More than £45bn of fraud was perpetrated last year, mainly by senior business managers. That we will do nothing about this is predictable; that we don’t even seem interested in talking about it is surely an accommodation too far.

This can’t be right. On page eight of the Herald, tucked away at the very bottom of the page, well below the “£6m for PE” story, in a handful of sentences we read “Fraud in private sector at £45.5bn” (I can’t even find it in the Scotsman). It seems that this can’t be right because, well, fraud is illegal. Which is to say it’s a crime. A forty-five-billion-pound crime. And according to the National Fraud Authority we know who did it – private sector managers.

So we get the Institute of Directors explaining that this could be a reflection of “challenging financial times”. More specifically “it goes without saying that fraud is likely to increase in difficult times” (although to be fair they do tag on at the end that this isn’t an excuse). Meanwhile, with some audacity, KPMG points out that a 74 per cent increase in management fraud is simply far too easy for senior managers to get away with because of “the ease with which they are able to override internal controls avoid scrutiny”. This is audacious because the Big Four accountancy firms are not known for the rigour with which they make sure that their clients are properly internally accountable on everything from paying tax to reporting profits. In fact, it is important to remember that until fairly recently the Big Four was a Big Five, until one of their number (Arthur Anderson) was caught up to its neck in perpetrating the massive fraud which was The Last Days of Enron.

In fact, this is the crucial point about this whole issue – far from treating corporate fraud as a problem it has generally been perceived as some sort of solution. That might sound an unlikely claim but since all corporate sector lobbying is for ‘reductions in regulation’ (never increases) and regulation is precisely the kind of ‘scrutiny’ that managers are so able to evade, one can only assume that the business sector wishes to be better able to perpetrate fraud (and undertake risky business practices) as a core mission.
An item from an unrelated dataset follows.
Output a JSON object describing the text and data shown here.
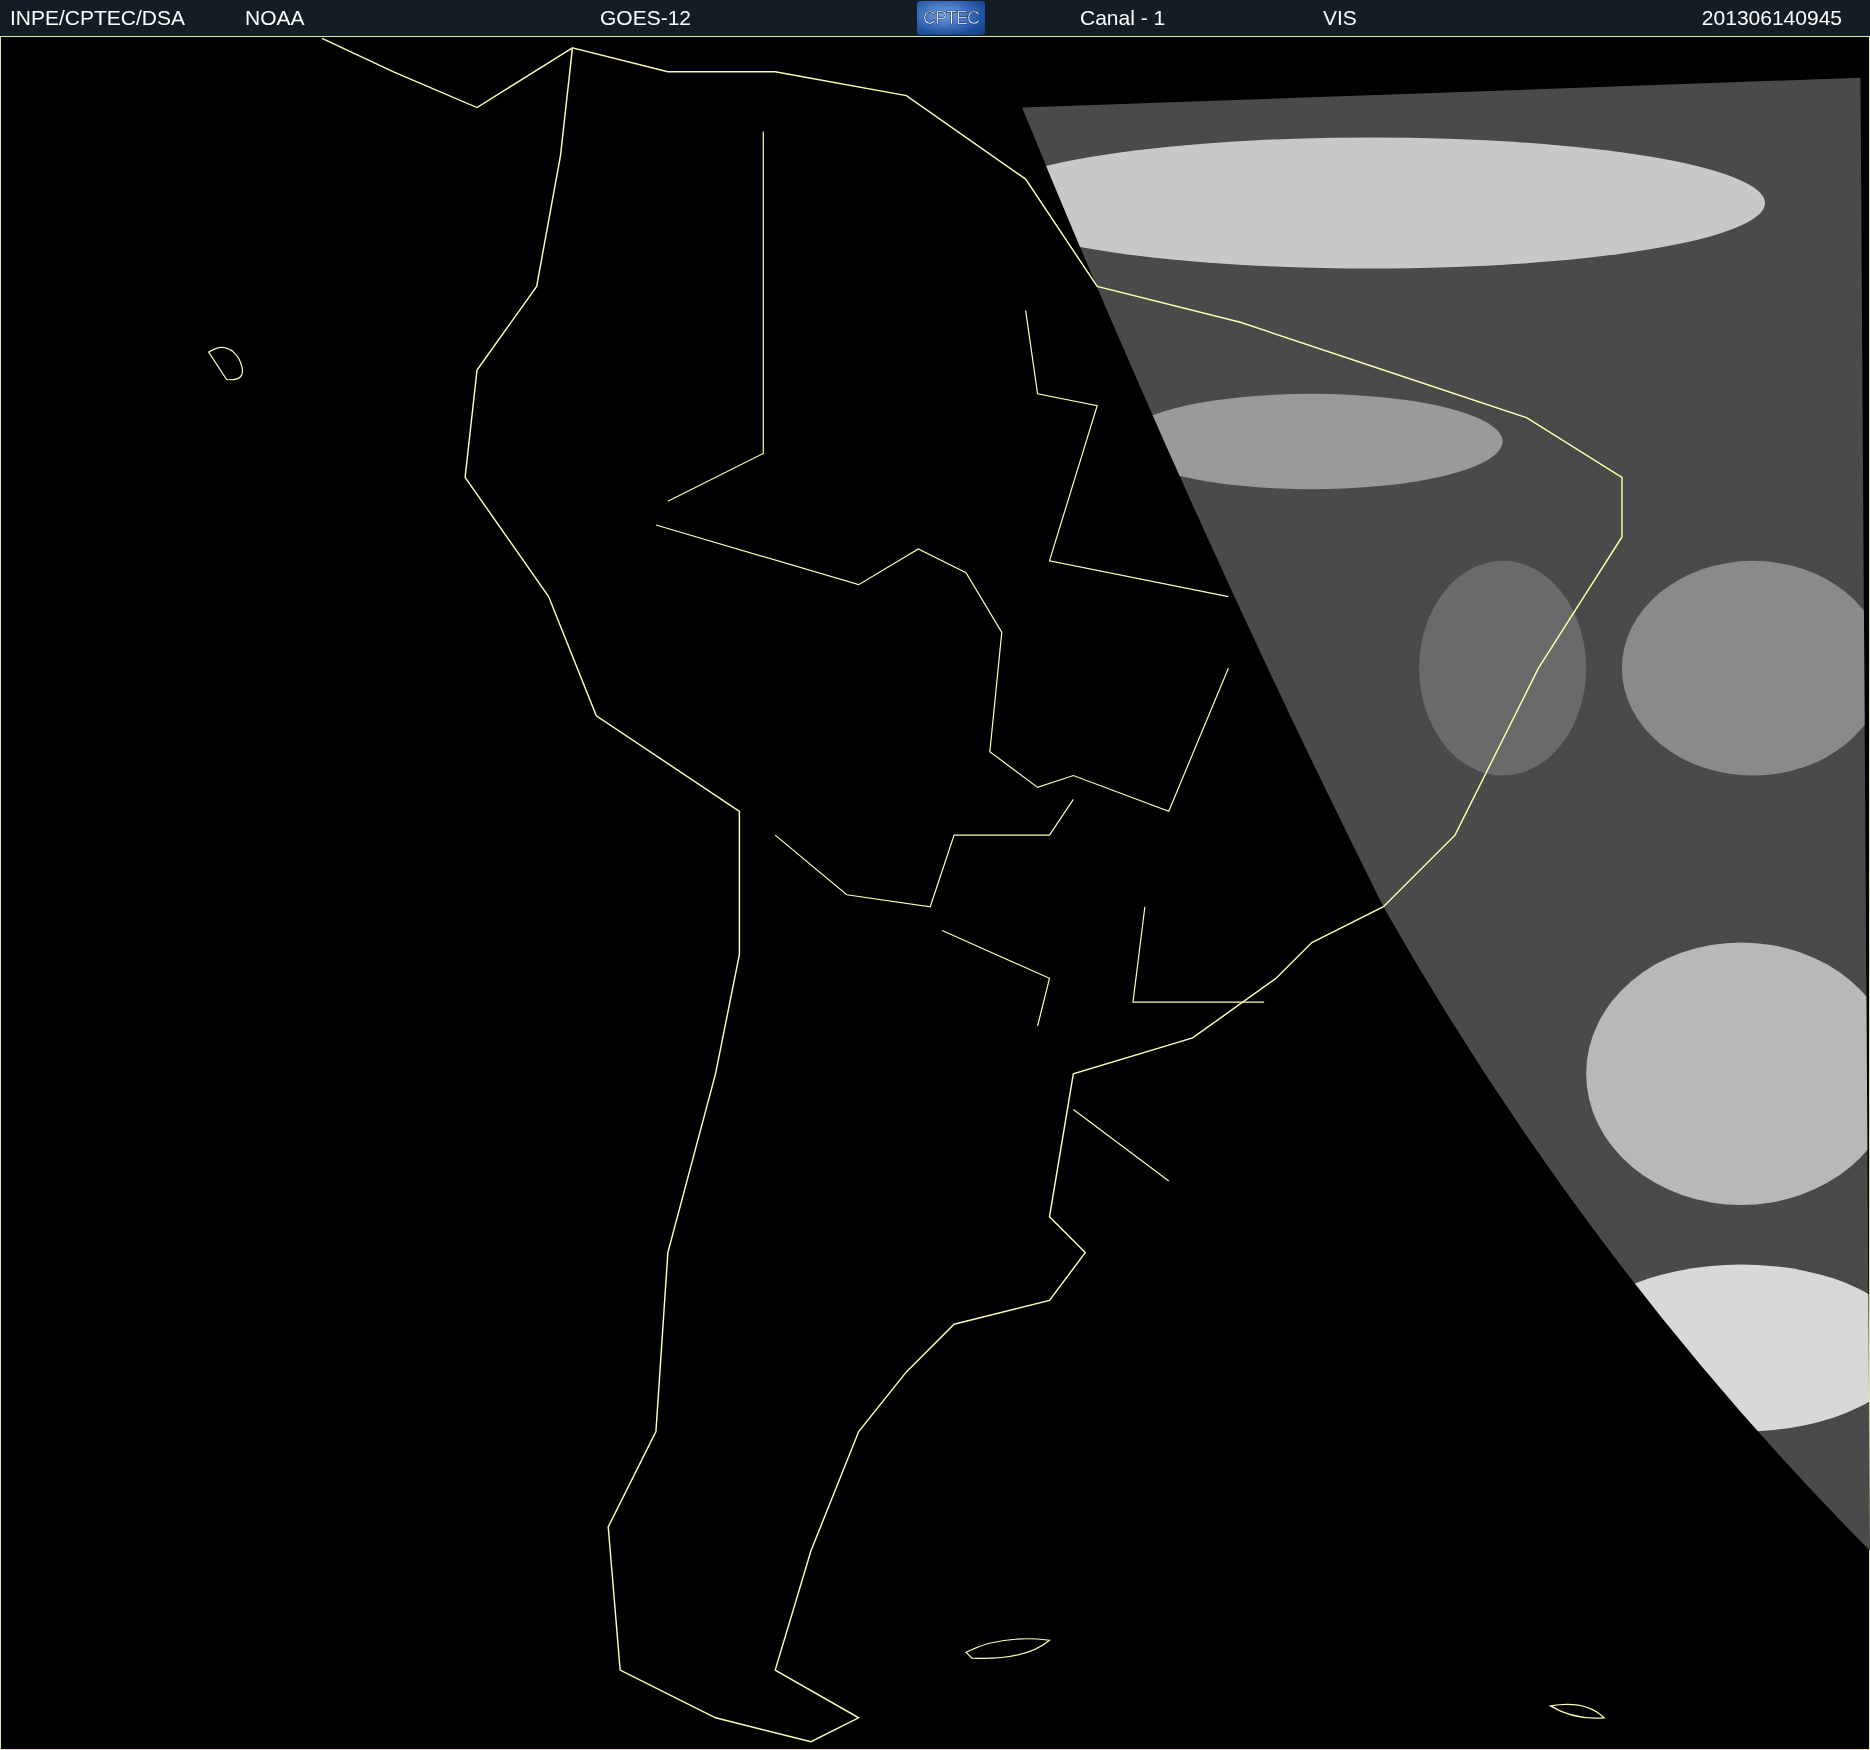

And of course the politicians all go along with this conception – that businessmen are unique among humans in that their actions are inherently beneficial to all and therefore beyond question or scrutiny. Only with businessmen is the assumption made that the less they are prevented from doing bad things, the more good things they will do. And this political dogma continues even as we discover a crime of gargantuan proportions taking place in a society reeling from the impact of their previous actions when scrutiny was insufficiently effective.

This contrasts with any form of illegal activity by the poor. I cannot recall the Institute of Directors responding to the riots in England last year by pointing out that, after all, these kids are facing “challenging financial times”. It is no surprise that when the poor steal a pound it is a threat to society but if businessmen steal a billion pounds it isn’t. So rioting kids is front-page news and crime of a value beyond anything a brick and a lighter could ever cost makes the bottom of page eight. The riots could happen every night, forever and they wouldn’t cost society what business fraud is costing.

So parenting classes for managing directors, fines for accountancy firms who have failed to teach their clients respect and punitive, deterrent jail sentences all round? Or will we just look the other way?

Robin McAlpine